which could offer protection against this disease.
First for U.S
Zika has spread
to the United States, where 14 people have been identified with this disease in
the Broward and Miami-Dade counties. This is the first time the U.S has
witnessed a spread of infection due to mosquito bite, in the recent history.
Another first is
that travel advisory has been issued for people traveling to Miami and Broward,
a first time ever for places withing the U.S.
- A purified inactivated virus (PIV)
which was developed at WRAIR by army researchers.
- A vaccine that is based on
adenovirus vector based and developed by BIDMC.
- Plasmid DNA Vaccine.
Testing the VaccinesPurified
Inactivated Virus (PIV)
injected 8 Rhesus monkeys with PIV and another eight Rhesus monkeys with a
false vaccine. After 4 weeks the monkeys were given a booster dose. The monkeys
were then infected with infectious strain of the virus from Puerto Rico and
Brazil. It was found that Rhesus monkeys that were injected with the vaccine
had enough antibodies against the virus and there was no sign of the virus in
the blood or any other body fluid of the monkeys.
Vector Based Vaccine and DNA Based Vaccine Testing
These vaccines provide a small portion of DNA coding for the outer coat of the virus and they induce the immune system to produce antibodies. 12 Rhesus monkeys were injected with either adenovirus vector based vaccine or DNA vaccine
. It was found that the adenovirus vector based vaccine was more potent than the DNA vaccine. Both the vaccines provided complete protection when the monkeys were injected with infectious strain of the virus from Brazil.

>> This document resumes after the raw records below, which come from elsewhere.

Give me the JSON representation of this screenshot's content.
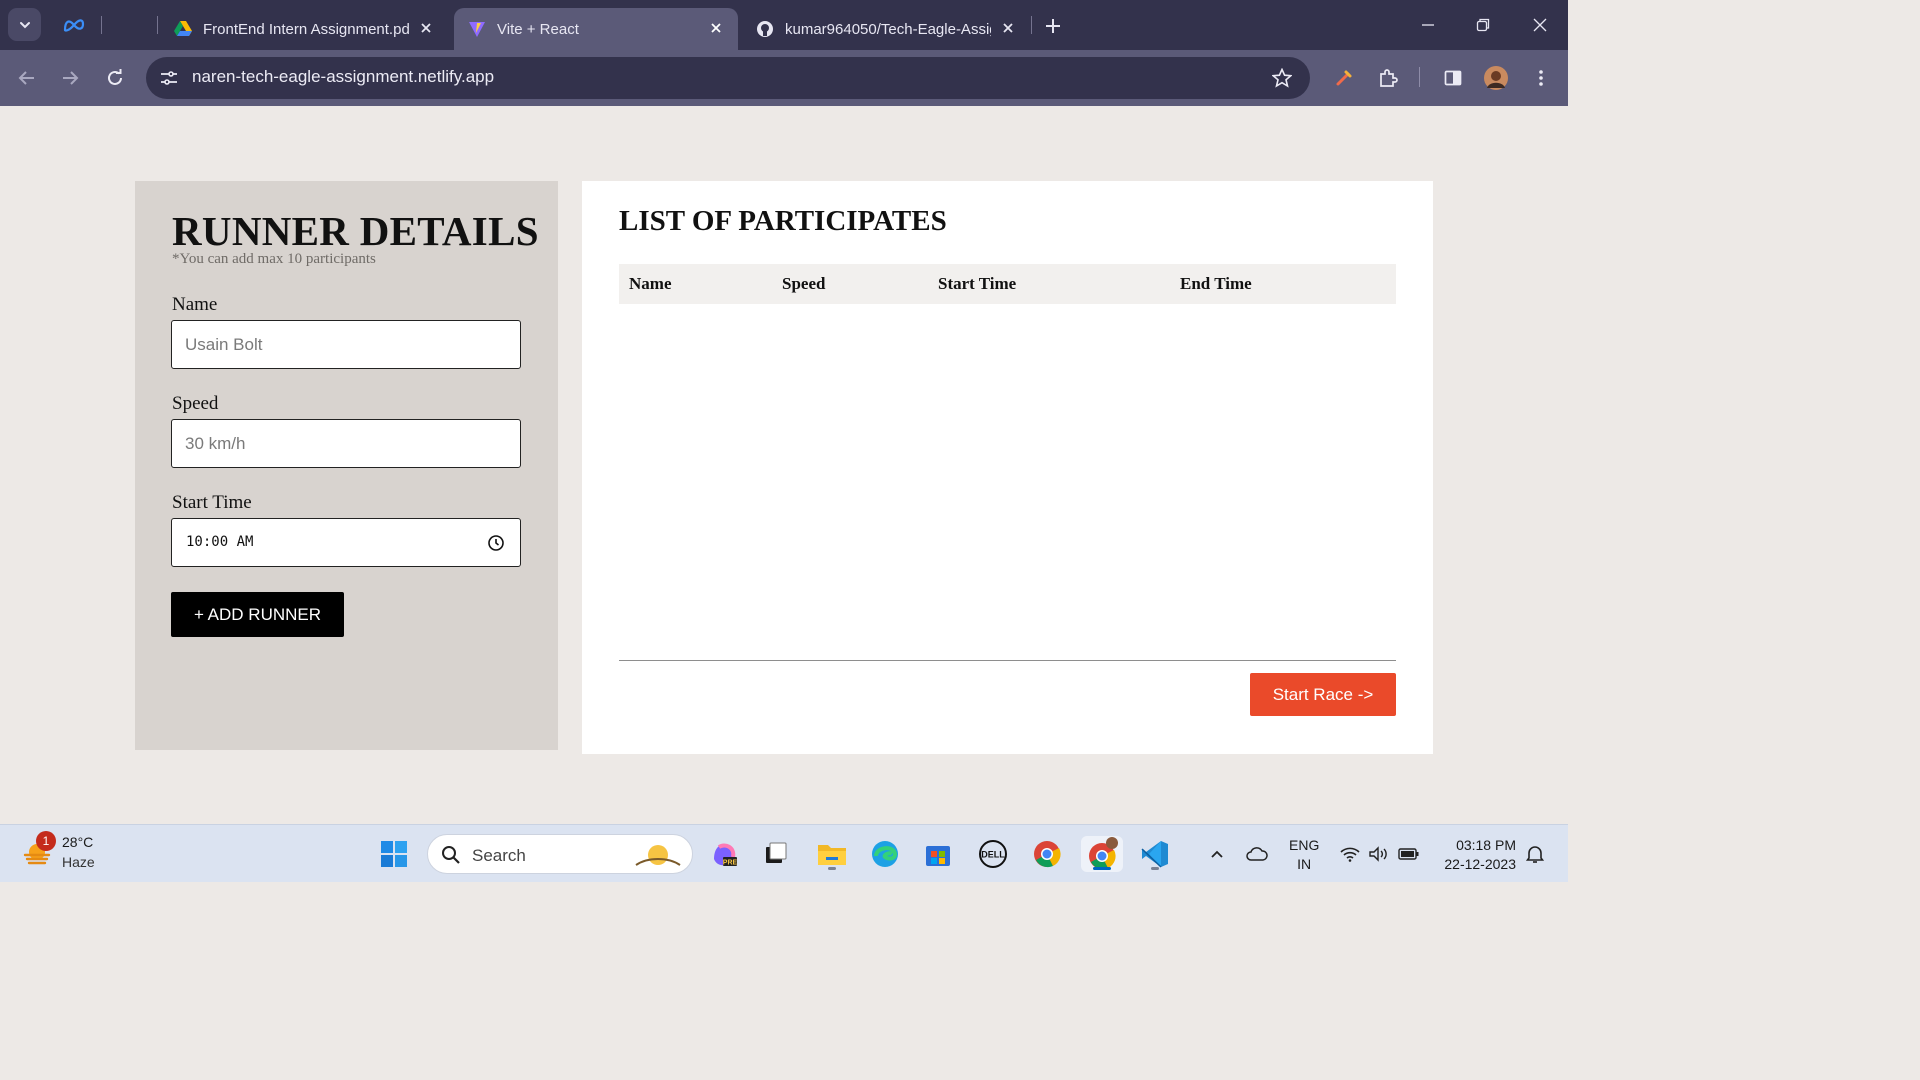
{
  "browser": {
    "tabs": [
      {
        "title": "FrontEnd Intern Assignment.pd",
        "icon": "google-drive-icon",
        "active": false
      },
      {
        "title": "Vite + React",
        "icon": "vite-icon",
        "active": true
      },
      {
        "title": "kumar964050/Tech-Eagle-Assig",
        "icon": "github-icon",
        "active": false
      }
    ],
    "url": "naren-tech-eagle-assignment.netlify.app"
  },
  "runner_form": {
    "title": "RUNNER DETAILS",
    "subtitle": "*You can add max 10 participants",
    "name_label": "Name",
    "name_placeholder": "Usain Bolt",
    "speed_label": "Speed",
    "speed_placeholder": "30 km/h",
    "start_time_label": "Start Time",
    "start_time_value": "10:00 AM",
    "add_button": "+ ADD RUNNER"
  },
  "participants": {
    "title": "LIST OF PARTICIPATES",
    "columns": [
      "Name",
      "Speed",
      "Start Time",
      "End Time"
    ],
    "rows": [],
    "start_button": "Start Race ->"
  },
  "taskbar": {
    "weather_temp": "28°C",
    "weather_cond": "Haze",
    "notification_count": "1",
    "search_label": "Search",
    "lang_line1": "ENG",
    "lang_line2": "IN",
    "time": "03:18 PM",
    "date": "22-12-2023"
  },
  "colors": {
    "accent_start": "#ea4a2a",
    "add_button": "#000000",
    "form_panel": "#d8d3cf",
    "page_bg": "#ede9e6",
    "chrome_frame": "#33324c",
    "chrome_toolbar": "#5b5a78"
  }
}
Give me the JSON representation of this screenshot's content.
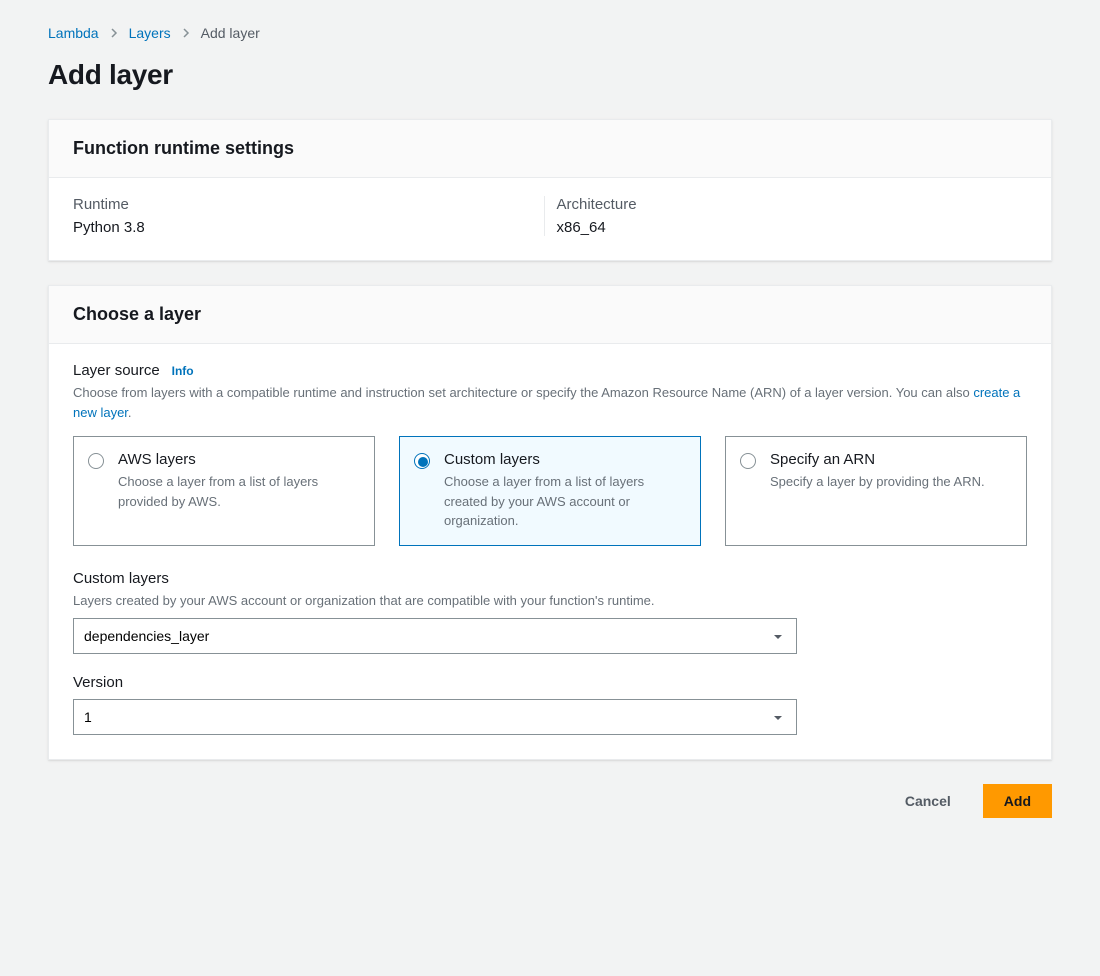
{
  "breadcrumb": {
    "items": [
      "Lambda",
      "Layers"
    ],
    "current": "Add layer"
  },
  "page_title": "Add layer",
  "runtime_panel": {
    "header": "Function runtime settings",
    "runtime_label": "Runtime",
    "runtime_value": "Python 3.8",
    "arch_label": "Architecture",
    "arch_value": "x86_64"
  },
  "choose_panel": {
    "header": "Choose a layer",
    "layer_source_label": "Layer source",
    "info_label": "Info",
    "layer_source_help_1": "Choose from layers with a compatible runtime and instruction set architecture or specify the Amazon Resource Name (ARN) of a layer version. You can also ",
    "layer_source_help_link": "create a new layer",
    "layer_source_help_2": ".",
    "options": [
      {
        "title": "AWS layers",
        "desc": "Choose a layer from a list of layers provided by AWS.",
        "selected": false
      },
      {
        "title": "Custom layers",
        "desc": "Choose a layer from a list of layers created by your AWS account or organization.",
        "selected": true
      },
      {
        "title": "Specify an ARN",
        "desc": "Specify a layer by providing the ARN.",
        "selected": false
      }
    ],
    "custom_layers_label": "Custom layers",
    "custom_layers_help": "Layers created by your AWS account or organization that are compatible with your function's runtime.",
    "custom_layers_value": "dependencies_layer",
    "version_label": "Version",
    "version_value": "1"
  },
  "footer": {
    "cancel": "Cancel",
    "add": "Add"
  }
}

the Vaccines Tested
Zika Vaccine Testing on Humans
- The vaccines that were tested
offered total protection for the Rhesus monkeys against the virus.

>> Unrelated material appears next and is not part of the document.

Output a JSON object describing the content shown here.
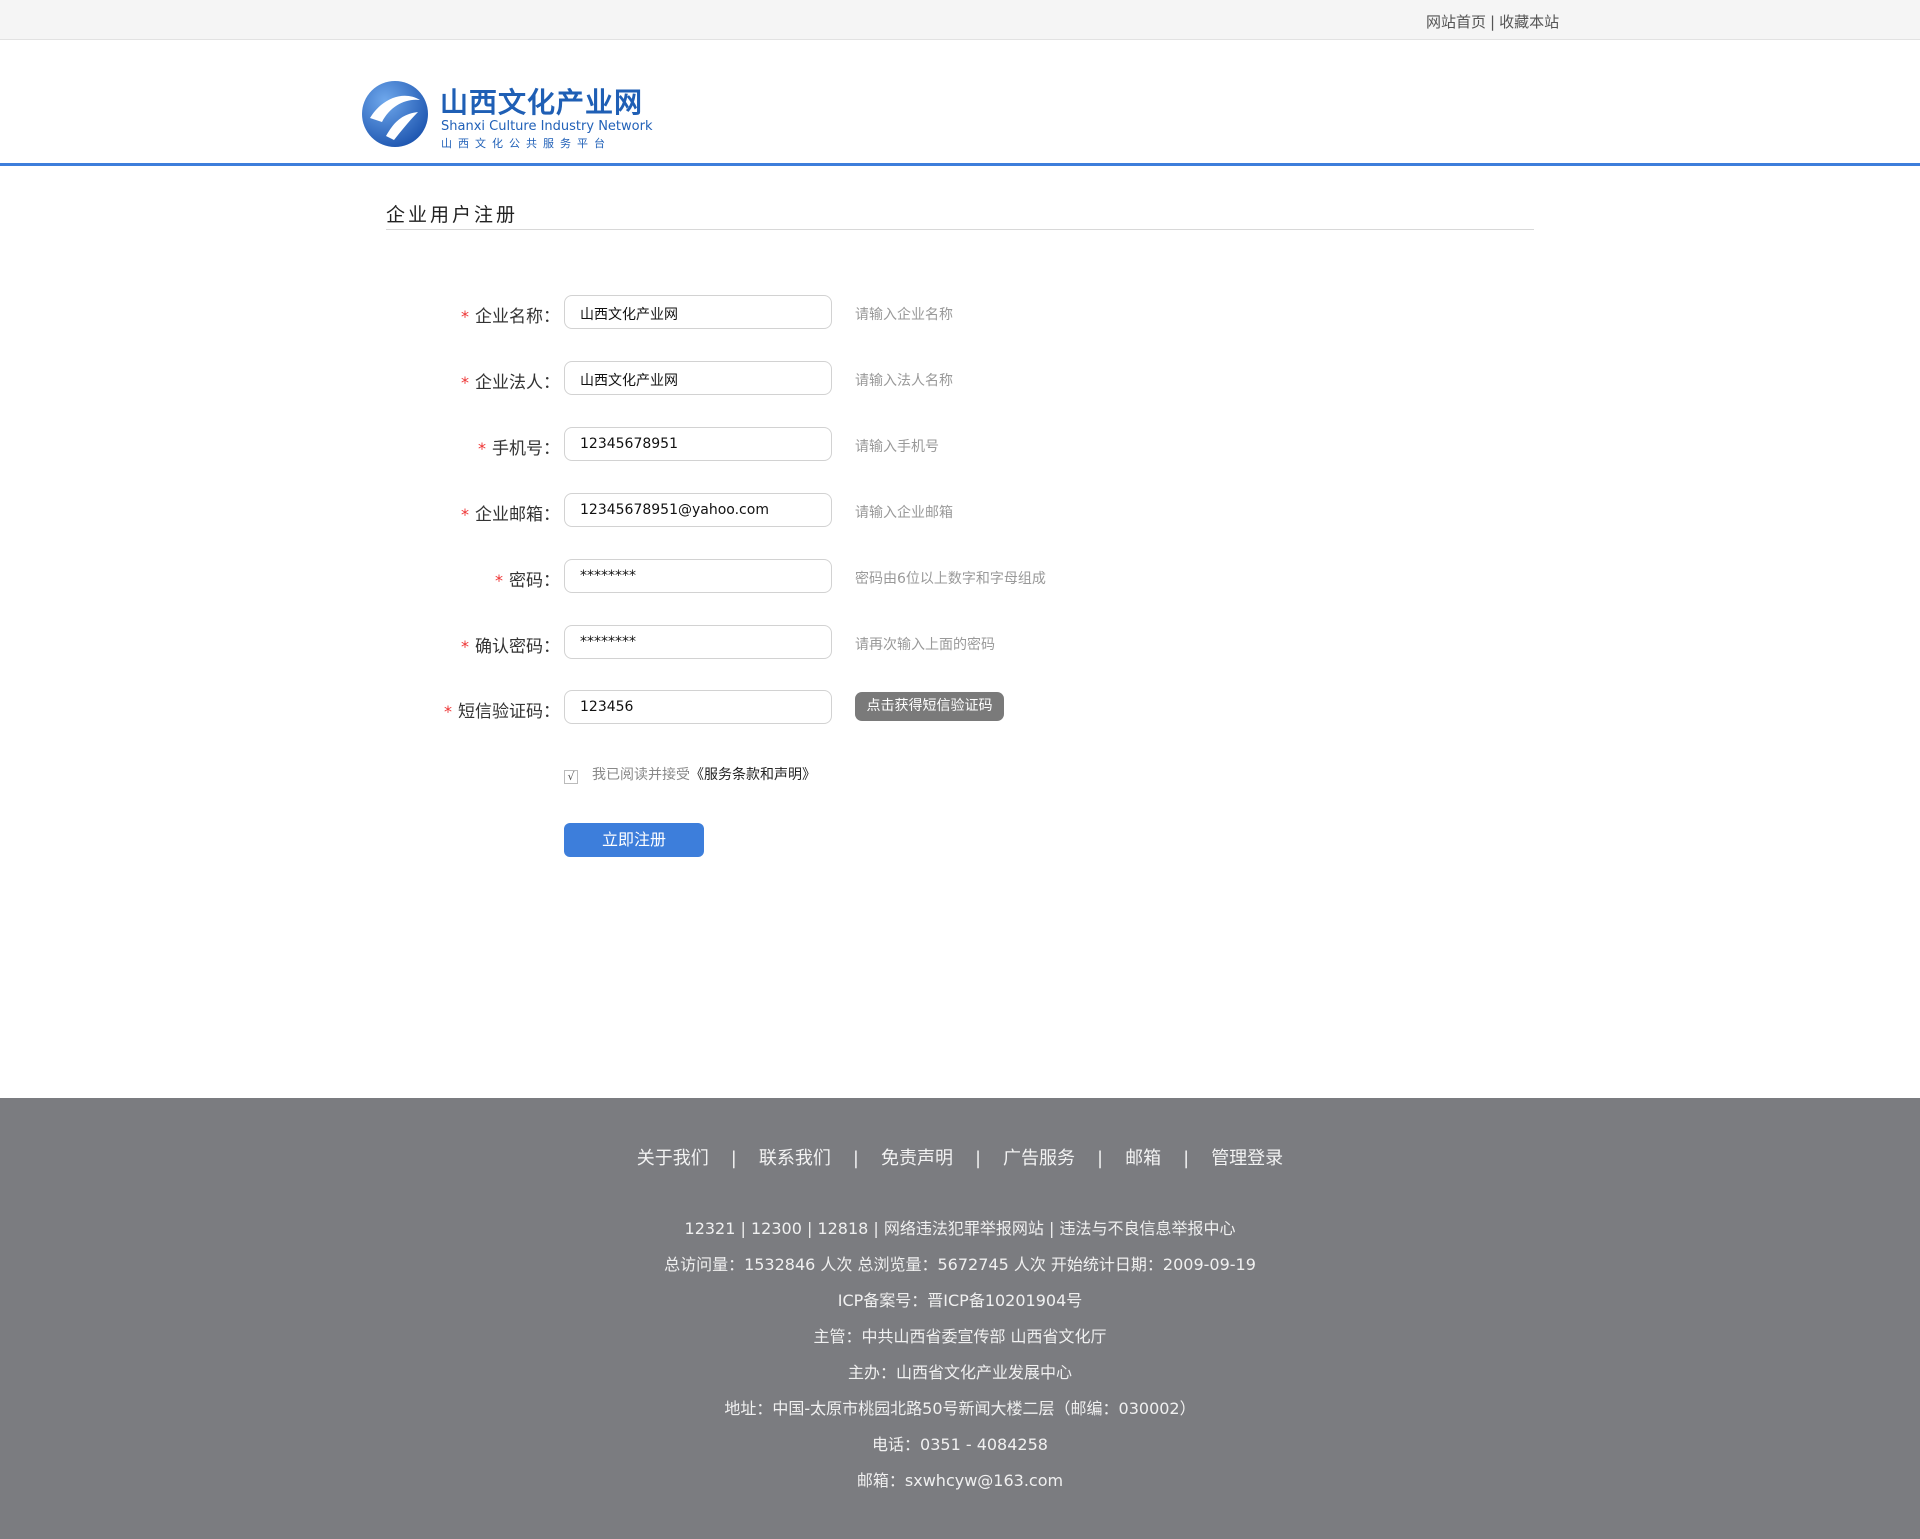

- The vaccines were earlier tested
- This is the first instance of Zika
vaccines being effective in primates.
- The vaccines produced no side
testing of various Zika vaccines in primates has prompted Centers for Disease
Control and Prevention (CDC) to approve testing of the vaccine in humans. This
would mark the first comprehensive step towards protection against the deadly
- How Zika spreads - (http://www.cdc.gov/zika/about/overview.html)